WHAT YOU ARE ASKED TO DO: Each and every line below goes into your answer unchanged, but leave out the images.

RAW DATA:
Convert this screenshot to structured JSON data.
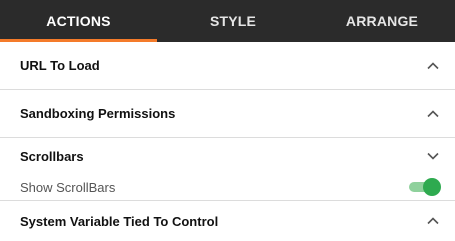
{
  "tabs": [
    {
      "label": "ACTIONS",
      "active": true
    },
    {
      "label": "STYLE",
      "active": false
    },
    {
      "label": "ARRANGE",
      "active": false
    }
  ],
  "accent_color": "#f47b2a",
  "toggle_color": "#2eaa4f",
  "sections": {
    "url_to_load": {
      "label": "URL To Load",
      "icon": "chevron-up-icon"
    },
    "sandboxing": {
      "label": "Sandboxing Permissions",
      "icon": "chevron-up-icon"
    },
    "scrollbars": {
      "label": "Scrollbars",
      "icon": "chevron-down-icon"
    },
    "system_variable": {
      "label": "System Variable Tied To Control",
      "icon": "chevron-up-icon"
    }
  },
  "show_scrollbars": {
    "label": "Show ScrollBars",
    "enabled": true
  }
}
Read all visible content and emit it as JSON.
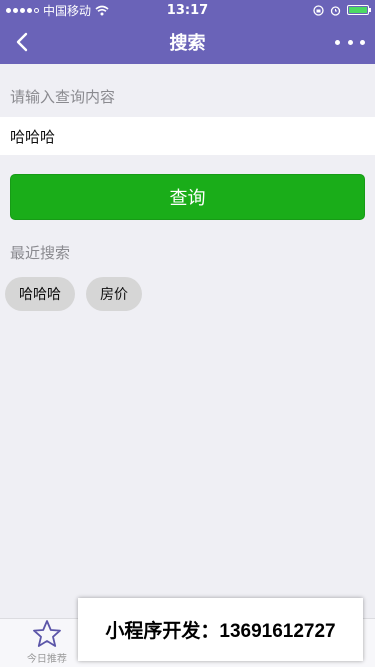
{
  "status_bar": {
    "carrier": "中国移动",
    "time": "13:17",
    "battery_level": 1.0,
    "battery_color": "#4cd964"
  },
  "nav": {
    "title": "搜索",
    "back_icon": "chevron-left-icon",
    "more_icon": "more-dots-icon",
    "background": "#6a63b8"
  },
  "search": {
    "label": "请输入查询内容",
    "value": "哈哈哈"
  },
  "query_button": {
    "label": "查询",
    "color": "#1aad19"
  },
  "recent": {
    "title": "最近搜索",
    "tags": [
      "哈哈哈",
      "房价"
    ]
  },
  "tab_bar": {
    "items": [
      {
        "label": "今日推荐",
        "icon": "star-icon"
      },
      {
        "label": "",
        "icon": ""
      },
      {
        "label": "",
        "icon": ""
      },
      {
        "label": "",
        "icon": ""
      }
    ]
  },
  "overlay": {
    "text": "小程序开发：13691612727"
  }
}
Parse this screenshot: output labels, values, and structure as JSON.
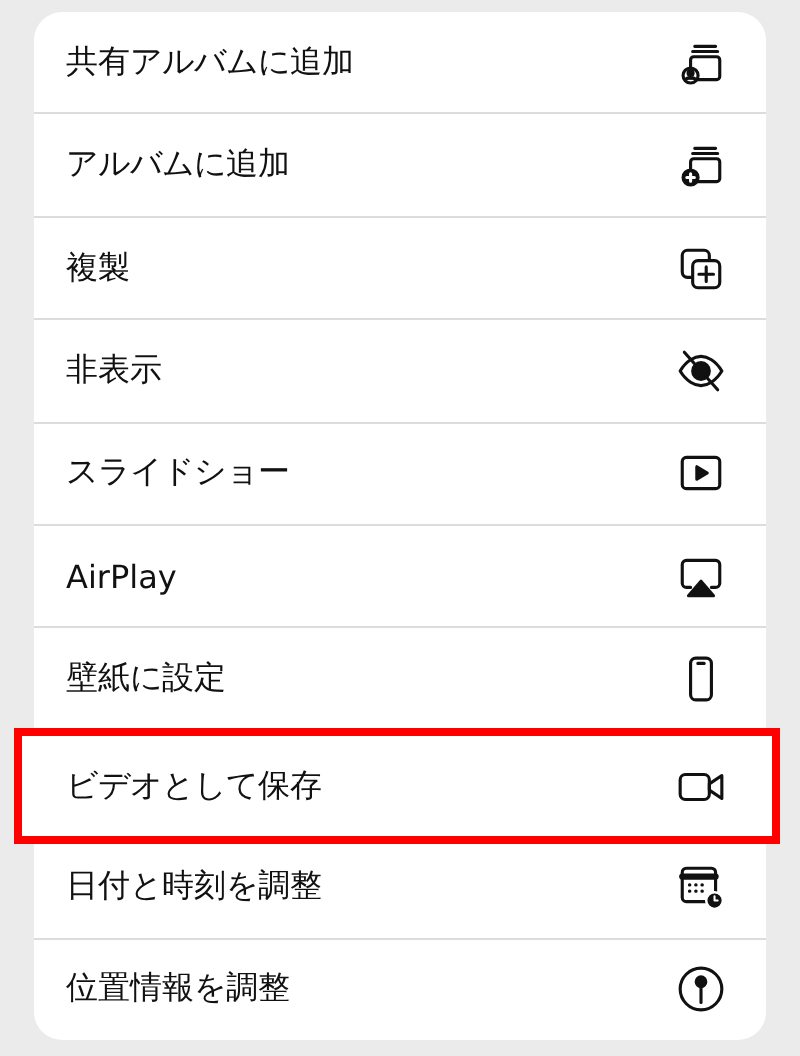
{
  "menu": {
    "items": [
      {
        "label": "共有アルバムに追加",
        "highlighted": false
      },
      {
        "label": "アルバムに追加",
        "highlighted": false
      },
      {
        "label": "複製",
        "highlighted": false
      },
      {
        "label": "非表示",
        "highlighted": false
      },
      {
        "label": "スライドショー",
        "highlighted": false
      },
      {
        "label": "AirPlay",
        "highlighted": false
      },
      {
        "label": "壁紙に設定",
        "highlighted": false
      },
      {
        "label": "ビデオとして保存",
        "highlighted": true
      },
      {
        "label": "日付と時刻を調整",
        "highlighted": false
      },
      {
        "label": "位置情報を調整",
        "highlighted": false
      }
    ]
  }
}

SOLUTION FOR THIS PROBLEM:
Convert this screenshot to structured JSON data.
{
  "tabs": [
    {
      "label": "ACTIONS",
      "active": true
    },
    {
      "label": "STYLE",
      "active": false
    },
    {
      "label": "ARRANGE",
      "active": false
    }
  ],
  "accent_color": "#f47b2a",
  "toggle_color": "#2eaa4f",
  "sections": {
    "url_to_load": {
      "label": "URL To Load",
      "icon": "chevron-up-icon"
    },
    "sandboxing": {
      "label": "Sandboxing Permissions",
      "icon": "chevron-up-icon"
    },
    "scrollbars": {
      "label": "Scrollbars",
      "icon": "chevron-down-icon"
    },
    "system_variable": {
      "label": "System Variable Tied To Control",
      "icon": "chevron-up-icon"
    }
  },
  "show_scrollbars": {
    "label": "Show ScrollBars",
    "enabled": true
  }
}
Read all visible content and emit it as JSON.
{
  "status_bar": {
    "carrier": "中国移动",
    "time": "13:17",
    "battery_level": 1.0,
    "battery_color": "#4cd964"
  },
  "nav": {
    "title": "搜索",
    "back_icon": "chevron-left-icon",
    "more_icon": "more-dots-icon",
    "background": "#6a63b8"
  },
  "search": {
    "label": "请输入查询内容",
    "value": "哈哈哈"
  },
  "query_button": {
    "label": "查询",
    "color": "#1aad19"
  },
  "recent": {
    "title": "最近搜索",
    "tags": [
      "哈哈哈",
      "房价"
    ]
  },
  "tab_bar": {
    "items": [
      {
        "label": "今日推荐",
        "icon": "star-icon"
      },
      {
        "label": "",
        "icon": ""
      },
      {
        "label": "",
        "icon": ""
      },
      {
        "label": "",
        "icon": ""
      }
    ]
  },
  "overlay": {
    "text": "小程序开发：13691612727"
  }
}
Parse this screenshot: output labels, values, and structure as JSON.
{
  "menu": {
    "items": [
      {
        "label": "共有アルバムに追加",
        "highlighted": false
      },
      {
        "label": "アルバムに追加",
        "highlighted": false
      },
      {
        "label": "複製",
        "highlighted": false
      },
      {
        "label": "非表示",
        "highlighted": false
      },
      {
        "label": "スライドショー",
        "highlighted": false
      },
      {
        "label": "AirPlay",
        "highlighted": false
      },
      {
        "label": "壁紙に設定",
        "highlighted": false
      },
      {
        "label": "ビデオとして保存",
        "highlighted": true
      },
      {
        "label": "日付と時刻を調整",
        "highlighted": false
      },
      {
        "label": "位置情報を調整",
        "highlighted": false
      }
    ]
  }
}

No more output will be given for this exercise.